Sonoma County restaurateurs are racing to prepare themselves for a proposed power outage that could have a devastating impact on their bottom line. At risk: Hundreds, if not thousands of pounds of refrigerated and frozen food that could quickly spoil if their electricity goes out for an extended amount of time.
That’s in addition to the potential revenue loss of having to close their doors for multiple days.
“We’re in the throes of this right now,” said Domenica Catelli, of Catelli’s in Geyserville. With just hours to go before what’s expected to be a significant outage throughout the county, she was scrambling to find some extra refrigerated space and canceling food orders.
“We’re reaching out to everyone we know,” said Catelli. “We’re looking at refrigerated trucks and downsizing what we have,” she said. Throughout the county, the race is on to prepare for what could be several days without power.
The timing, for many, couldn’t be worse. A lack of trained workers, still-slumping tourist revenue and the loss of entire neighborhoods that are still not-yet-rebuilt has taken a serious toll on the restaurant industry.
“This is really what everyone needs right now?” said restaurateur Terri Stark of Stark Reality Restaurants of the continued stress the industry has seen in the last 24 months.
“The timing of it is so eerie and I’m on edge,” she said.
All but one of the six restaurants Stark owns with her husband, Chef Mark Stark, are in proposed outage areas from Healdsburg to Santa Rosa. Her own home is also in one of the zones and Willi’s Wine Bar was among a handful of restaurants that burned in the 2017 wildfires two years ago.
Stark said they’re currently packing their walk-ins with dry ice. Walk-ins are large refrigerated rooms, that range from closet-sized to hundreds of square feet and are imperative for keeping perishable food at safe temperatures.
Stark’s Steakhouse near Santa Rosa’s Railroad Square will be their base of operations if the power goes out. “The Steakhouse will be open and we think we may be pretty busy because people need a place to eat if there’s no power. But we’re just gonna take this one step at a time. We have a huge walk-in there and we can move whatever food to use at that location,” she said.

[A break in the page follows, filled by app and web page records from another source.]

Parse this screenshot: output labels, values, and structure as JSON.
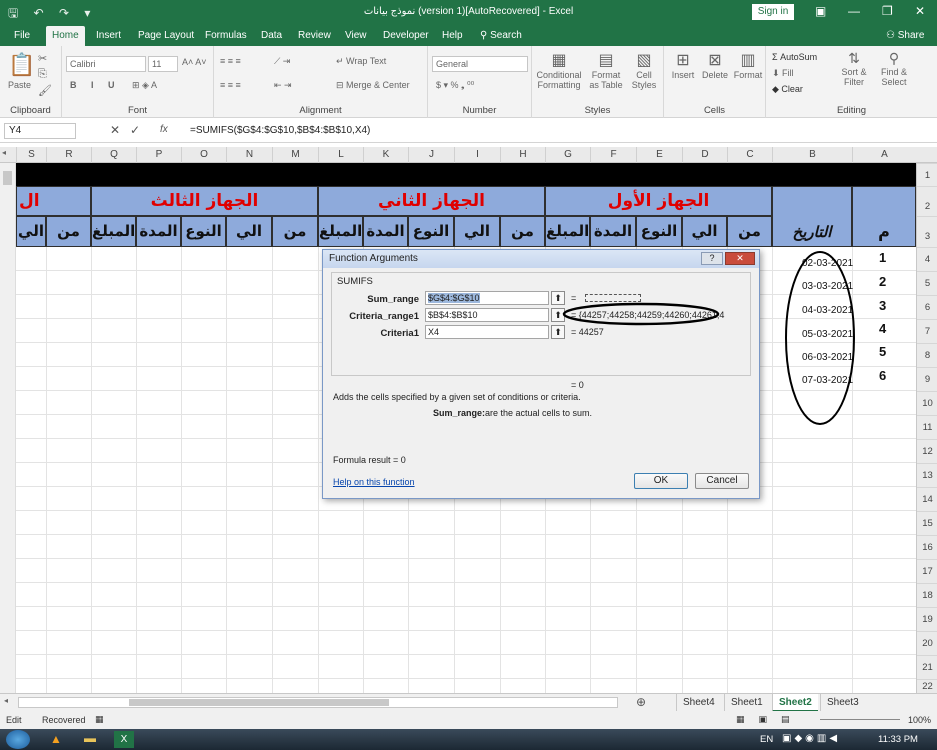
{
  "window": {
    "title": "نموذج بيانات (version 1)[AutoRecovered] - Excel",
    "sign_in": "Sign in",
    "share": "Share"
  },
  "tabs": [
    "File",
    "Home",
    "Insert",
    "Page Layout",
    "Formulas",
    "Data",
    "Review",
    "View",
    "Developer",
    "Help"
  ],
  "tell_me": "Search",
  "ribbon": {
    "clipboard": {
      "label": "Clipboard",
      "paste": "Paste"
    },
    "font": {
      "label": "Font",
      "name": "Calibri",
      "size": "11"
    },
    "alignment": {
      "label": "Alignment",
      "wrap": "Wrap Text",
      "merge": "Merge & Center"
    },
    "number": {
      "label": "Number",
      "format": "General"
    },
    "styles": {
      "label": "Styles",
      "cond": "Conditional Formatting",
      "table": "Format as Table",
      "cell": "Cell Styles"
    },
    "cells": {
      "label": "Cells",
      "insert": "Insert",
      "delete": "Delete",
      "format": "Format"
    },
    "editing": {
      "label": "Editing",
      "autosum": "AutoSum",
      "fill": "Fill",
      "clear": "Clear",
      "sort": "Sort & Filter",
      "find": "Find & Select"
    }
  },
  "formula_bar": {
    "name_box": "Y4",
    "fx": "fx",
    "formula": "=SUMIFS($G$4:$G$10,$B$4:$B$10,X4)"
  },
  "columns": [
    "S",
    "R",
    "Q",
    "P",
    "O",
    "N",
    "M",
    "L",
    "K",
    "J",
    "I",
    "H",
    "G",
    "F",
    "E",
    "D",
    "C",
    "B",
    "A"
  ],
  "rows": [
    "1",
    "2",
    "3",
    "4",
    "5",
    "6",
    "7",
    "8",
    "9",
    "10",
    "11",
    "12",
    "13",
    "14",
    "15",
    "16",
    "17",
    "18",
    "19",
    "20",
    "21",
    "22"
  ],
  "sheet": {
    "device1": "الجهاز الأول",
    "device2": "الجهاز الثاني",
    "device3": "الجهاز الثالث",
    "device3_partial": "ال",
    "sub": {
      "from": "من",
      "to": "الي",
      "type": "النوع",
      "duration": "المدة",
      "amount": "المبلغ"
    },
    "sub_partial": "الي",
    "date_hdr": "التاريخ",
    "m_hdr": "م",
    "dates": [
      "02-03-2021",
      "03-03-2021",
      "04-03-2021",
      "05-03-2021",
      "06-03-2021",
      "07-03-2021"
    ],
    "nums": [
      "1",
      "2",
      "3",
      "4",
      "5",
      "6"
    ]
  },
  "dialog": {
    "title": "Function Arguments",
    "func": "SUMIFS",
    "args": [
      {
        "label": "Sum_range",
        "value": "$G$4:$G$10",
        "result": "= "
      },
      {
        "label": "Criteria_range1",
        "value": "$B$4:$B$10",
        "result": "= {44257;44258;44259;44260;44261;4"
      },
      {
        "label": "Criteria1",
        "value": "X4",
        "result": "= 44257"
      }
    ],
    "total": "= 0",
    "desc": "Adds the cells specified by a given set of conditions or criteria.",
    "arg_name": "Sum_range:",
    "arg_desc": "are the actual cells to sum.",
    "result_label": "Formula result =",
    "result_value": "0",
    "help": "Help on this function",
    "ok": "OK",
    "cancel": "Cancel"
  },
  "sheet_tabs": [
    "Sheet4",
    "Sheet1",
    "Sheet2",
    "Sheet3"
  ],
  "active_sheet": "Sheet2",
  "status": {
    "mode": "Edit",
    "recovered": "Recovered",
    "zoom": "100%"
  },
  "taskbar": {
    "lang": "EN",
    "time": "11:33 PM"
  }
}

Stark, along with other restaurateurs say the large refrigeration units typical in restaurants will hold the temperature for up to a day or longer if they remain unopened. But once the refrigeration temperature hits 40 degrees most perishable food like meat or produce, have to be discarded.

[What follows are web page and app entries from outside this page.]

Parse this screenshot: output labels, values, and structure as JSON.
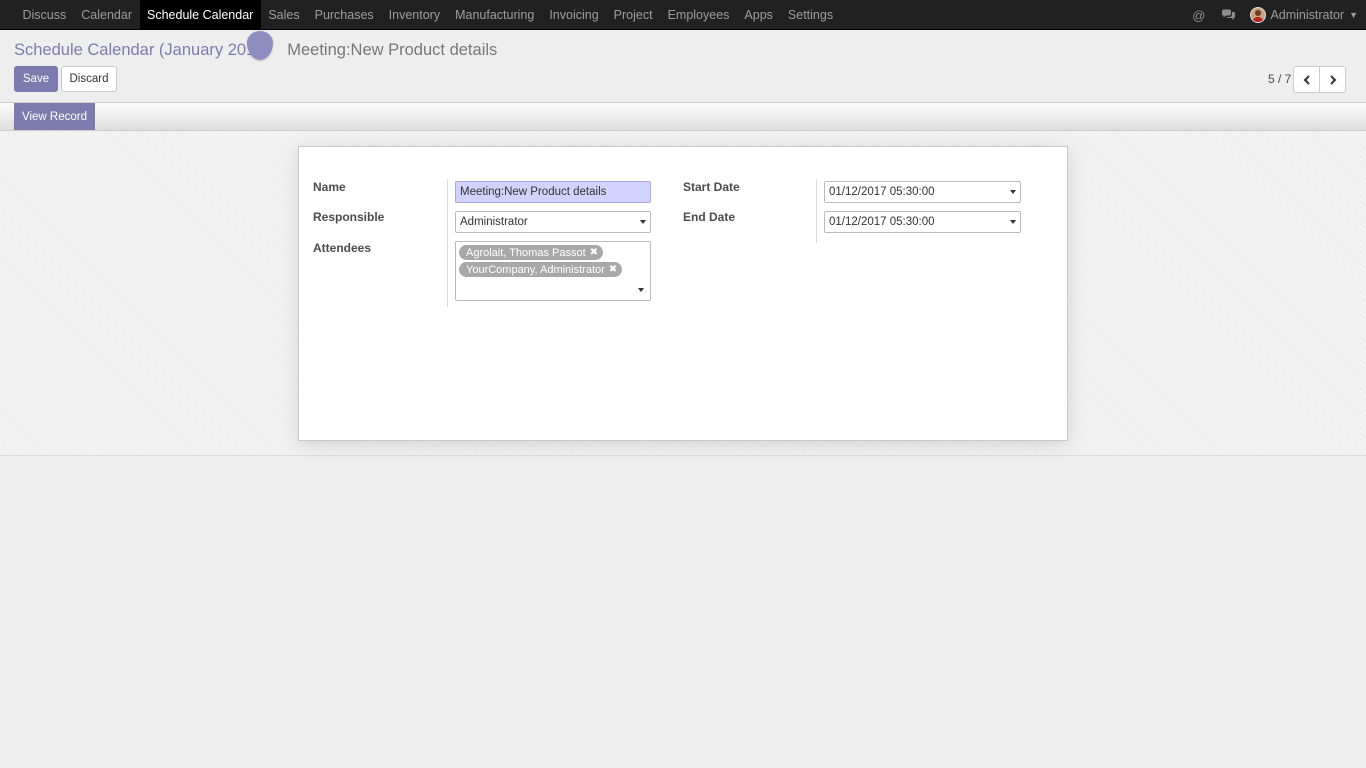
{
  "nav": {
    "items": [
      {
        "label": "Discuss"
      },
      {
        "label": "Calendar"
      },
      {
        "label": "Schedule Calendar"
      },
      {
        "label": "Sales"
      },
      {
        "label": "Purchases"
      },
      {
        "label": "Inventory"
      },
      {
        "label": "Manufacturing"
      },
      {
        "label": "Invoicing"
      },
      {
        "label": "Project"
      },
      {
        "label": "Employees"
      },
      {
        "label": "Apps"
      },
      {
        "label": "Settings"
      }
    ],
    "active": "Schedule Calendar",
    "mention_icon": "@",
    "user": "Administrator"
  },
  "breadcrumb": {
    "parent": "Schedule Calendar (January 201",
    "current": "Meeting:New Product details"
  },
  "buttons": {
    "save": "Save",
    "discard": "Discard",
    "view_record": "View Record"
  },
  "pager": {
    "value": "5 / 7"
  },
  "form": {
    "name_label": "Name",
    "name_value": "Meeting:New Product details",
    "responsible_label": "Responsible",
    "responsible_value": "Administrator",
    "attendees_label": "Attendees",
    "attendees": [
      "Agrolait, Thomas Passot",
      "YourCompany, Administrator"
    ],
    "start_label": "Start Date",
    "start_value": "01/12/2017 05:30:00",
    "end_label": "End Date",
    "end_value": "01/12/2017 05:30:00"
  },
  "colors": {
    "accent": "#7c7bad",
    "navbar": "#212121",
    "focused_input": "#d2d2ff",
    "tag": "#a8a8a8"
  }
}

“It could be a total loss. If the power is down, we’ll cancel all our orders for the morning, but it’s gonna be touch and go,” she said.

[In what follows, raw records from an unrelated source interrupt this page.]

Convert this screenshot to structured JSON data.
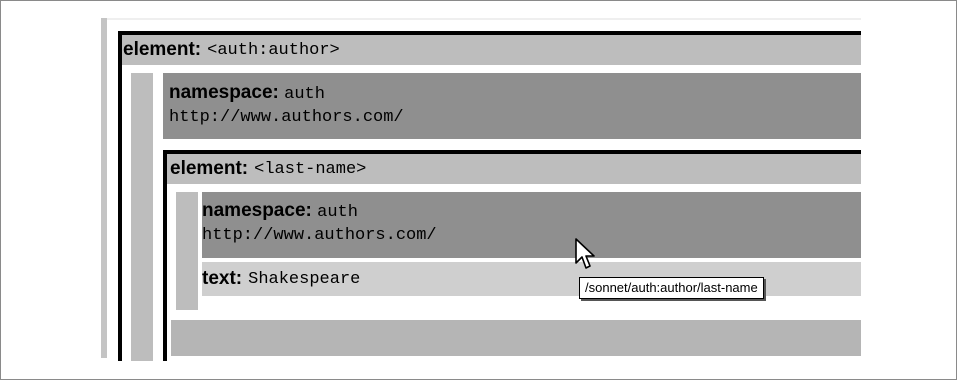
{
  "outer_element": {
    "keyword": "element:",
    "tag": "<auth:author>"
  },
  "outer_namespace": {
    "keyword": "namespace:",
    "prefix": "auth",
    "uri": "http://www.authors.com/"
  },
  "inner_element": {
    "keyword": "element:",
    "tag": "<last-name>"
  },
  "inner_namespace": {
    "keyword": "namespace:",
    "prefix": "auth",
    "uri": "http://www.authors.com/"
  },
  "text_node": {
    "keyword": "text:",
    "value": "Shakespeare"
  },
  "tooltip": {
    "text": "/sonnet/auth:author/last-name"
  },
  "cursor": {
    "icon": "arrow-cursor-icon"
  }
}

“I’m making sure I’ve got gas in my generator,” said John Franchetti, of Franchetti’s Gasthaus. Though his Dutton Ave. location isn’t currently on a map of planned outage areas, he’s planning for the worst. In 2017, his restaurant was closed for 15 days while wildfires raged.
“If we have power, I’m going to be open,” said Franchetti.
In Glen Ellen, Ari Weisswasser said his restaurant, Glen Ellen Star, has a busy weekend planned, and he’s not planning to close if he can help it. “Look, I’ve done this before,” said Weisswasser, whose restaurant was perilously close to fires that devastated the surrounding area in 2017. “It would take an earthquake to shut us down. I’m staying open. I’ve done this before and I can do it again,” he said.
In Healdsburg, Dustin Valette said he supports the preventative measures being taken by PGE, though it could seriously affect his businesses. Valette’s father, Bob, is an active duty Cal Fire tanker pilot so the potential for wildfires hits close to home.
“We fully support preventative measures to help save the lives and homes throughout Sonoma County,” he said. “We feel that taking a preventative approach far outweighs the negative effects. If there is a power outage, we will have to close for regular service, although we will be taking this on a case by case basis and plan on having regular service throughout the week,” he said.
Catelli said that despite the worries, the Sonoma County restaurant community is tight-knit and will stick together.
“What I know from what we’ve all been through the last two years is that we’ve gone through a lot and our community is strong,” she said.